Stored records

*** Begin section ***

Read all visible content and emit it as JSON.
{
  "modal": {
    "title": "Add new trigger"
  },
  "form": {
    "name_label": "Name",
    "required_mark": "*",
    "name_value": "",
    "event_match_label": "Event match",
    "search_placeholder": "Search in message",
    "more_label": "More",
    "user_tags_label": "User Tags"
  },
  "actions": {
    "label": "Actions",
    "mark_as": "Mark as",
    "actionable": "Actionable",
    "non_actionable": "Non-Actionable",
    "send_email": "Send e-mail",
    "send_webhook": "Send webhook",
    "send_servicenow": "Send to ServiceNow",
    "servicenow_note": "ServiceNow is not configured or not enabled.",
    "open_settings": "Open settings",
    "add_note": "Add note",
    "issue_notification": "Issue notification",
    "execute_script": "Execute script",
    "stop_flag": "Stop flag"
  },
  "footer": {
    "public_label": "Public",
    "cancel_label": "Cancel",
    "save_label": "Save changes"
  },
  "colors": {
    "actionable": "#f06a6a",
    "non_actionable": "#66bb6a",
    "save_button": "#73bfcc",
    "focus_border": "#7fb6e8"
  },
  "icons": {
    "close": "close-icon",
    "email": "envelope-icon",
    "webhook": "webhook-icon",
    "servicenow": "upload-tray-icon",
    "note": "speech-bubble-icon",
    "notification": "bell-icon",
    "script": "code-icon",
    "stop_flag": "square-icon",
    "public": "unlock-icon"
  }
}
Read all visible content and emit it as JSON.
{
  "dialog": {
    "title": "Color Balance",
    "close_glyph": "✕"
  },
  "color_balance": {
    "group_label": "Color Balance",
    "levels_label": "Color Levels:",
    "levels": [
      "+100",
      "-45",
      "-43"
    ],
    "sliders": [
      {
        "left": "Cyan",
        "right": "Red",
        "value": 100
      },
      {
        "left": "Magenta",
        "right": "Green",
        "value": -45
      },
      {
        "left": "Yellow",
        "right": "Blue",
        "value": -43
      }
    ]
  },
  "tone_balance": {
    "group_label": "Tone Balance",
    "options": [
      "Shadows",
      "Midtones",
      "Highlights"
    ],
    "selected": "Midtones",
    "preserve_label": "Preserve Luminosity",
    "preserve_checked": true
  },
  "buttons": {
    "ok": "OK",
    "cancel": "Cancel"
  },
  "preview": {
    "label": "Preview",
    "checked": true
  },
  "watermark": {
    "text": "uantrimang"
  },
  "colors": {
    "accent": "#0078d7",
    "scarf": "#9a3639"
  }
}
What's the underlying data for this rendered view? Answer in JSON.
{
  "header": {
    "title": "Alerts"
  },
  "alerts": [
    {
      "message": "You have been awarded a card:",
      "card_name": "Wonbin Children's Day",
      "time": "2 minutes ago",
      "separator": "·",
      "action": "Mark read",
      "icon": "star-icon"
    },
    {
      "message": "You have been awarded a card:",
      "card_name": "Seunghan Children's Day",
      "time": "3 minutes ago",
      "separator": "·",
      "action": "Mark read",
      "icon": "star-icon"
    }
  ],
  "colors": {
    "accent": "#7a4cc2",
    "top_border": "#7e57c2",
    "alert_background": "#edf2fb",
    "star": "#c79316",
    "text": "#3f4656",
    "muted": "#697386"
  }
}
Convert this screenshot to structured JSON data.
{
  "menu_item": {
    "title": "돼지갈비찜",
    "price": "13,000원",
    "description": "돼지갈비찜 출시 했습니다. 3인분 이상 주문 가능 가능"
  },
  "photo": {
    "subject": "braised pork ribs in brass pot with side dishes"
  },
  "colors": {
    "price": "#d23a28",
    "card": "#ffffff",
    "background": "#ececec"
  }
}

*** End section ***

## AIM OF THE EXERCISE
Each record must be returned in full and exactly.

## FINISHED TASK
Read all visible content and emit it as JSON.
{
  "modal": {
    "title": "Add new trigger"
  },
  "form": {
    "name_label": "Name",
    "required_mark": "*",
    "name_value": "",
    "event_match_label": "Event match",
    "search_placeholder": "Search in message",
    "more_label": "More",
    "user_tags_label": "User Tags"
  },
  "actions": {
    "label": "Actions",
    "mark_as": "Mark as",
    "actionable": "Actionable",
    "non_actionable": "Non-Actionable",
    "send_email": "Send e-mail",
    "send_webhook": "Send webhook",
    "send_servicenow": "Send to ServiceNow",
    "servicenow_note": "ServiceNow is not configured or not enabled.",
    "open_settings": "Open settings",
    "add_note": "Add note",
    "issue_notification": "Issue notification",
    "execute_script": "Execute script",
    "stop_flag": "Stop flag"
  },
  "footer": {
    "public_label": "Public",
    "cancel_label": "Cancel",
    "save_label": "Save changes"
  },
  "colors": {
    "actionable": "#f06a6a",
    "non_actionable": "#66bb6a",
    "save_button": "#73bfcc",
    "focus_border": "#7fb6e8"
  },
  "icons": {
    "close": "close-icon",
    "email": "envelope-icon",
    "webhook": "webhook-icon",
    "servicenow": "upload-tray-icon",
    "note": "speech-bubble-icon",
    "notification": "bell-icon",
    "script": "code-icon",
    "stop_flag": "square-icon",
    "public": "unlock-icon"
  }
}
Read all visible content and emit it as JSON.
{
  "dialog": {
    "title": "Color Balance",
    "close_glyph": "✕"
  },
  "color_balance": {
    "group_label": "Color Balance",
    "levels_label": "Color Levels:",
    "levels": [
      "+100",
      "-45",
      "-43"
    ],
    "sliders": [
      {
        "left": "Cyan",
        "right": "Red",
        "value": 100
      },
      {
        "left": "Magenta",
        "right": "Green",
        "value": -45
      },
      {
        "left": "Yellow",
        "right": "Blue",
        "value": -43
      }
    ]
  },
  "tone_balance": {
    "group_label": "Tone Balance",
    "options": [
      "Shadows",
      "Midtones",
      "Highlights"
    ],
    "selected": "Midtones",
    "preserve_label": "Preserve Luminosity",
    "preserve_checked": true
  },
  "buttons": {
    "ok": "OK",
    "cancel": "Cancel"
  },
  "preview": {
    "label": "Preview",
    "checked": true
  },
  "watermark": {
    "text": "uantrimang"
  },
  "colors": {
    "accent": "#0078d7",
    "scarf": "#9a3639"
  }
}
What's the underlying data for this rendered view? Answer in JSON.
{
  "header": {
    "title": "Alerts"
  },
  "alerts": [
    {
      "message": "You have been awarded a card:",
      "card_name": "Wonbin Children's Day",
      "time": "2 minutes ago",
      "separator": "·",
      "action": "Mark read",
      "icon": "star-icon"
    },
    {
      "message": "You have been awarded a card:",
      "card_name": "Seunghan Children's Day",
      "time": "3 minutes ago",
      "separator": "·",
      "action": "Mark read",
      "icon": "star-icon"
    }
  ],
  "colors": {
    "accent": "#7a4cc2",
    "top_border": "#7e57c2",
    "alert_background": "#edf2fb",
    "star": "#c79316",
    "text": "#3f4656",
    "muted": "#697386"
  }
}
Convert this screenshot to structured JSON data.
{
  "menu_item": {
    "title": "돼지갈비찜",
    "price": "13,000원",
    "description": "돼지갈비찜 출시 했습니다. 3인분 이상 주문 가능 가능"
  },
  "photo": {
    "subject": "braised pork ribs in brass pot with side dishes"
  },
  "colors": {
    "price": "#d23a28",
    "card": "#ffffff",
    "background": "#ececec"
  }
}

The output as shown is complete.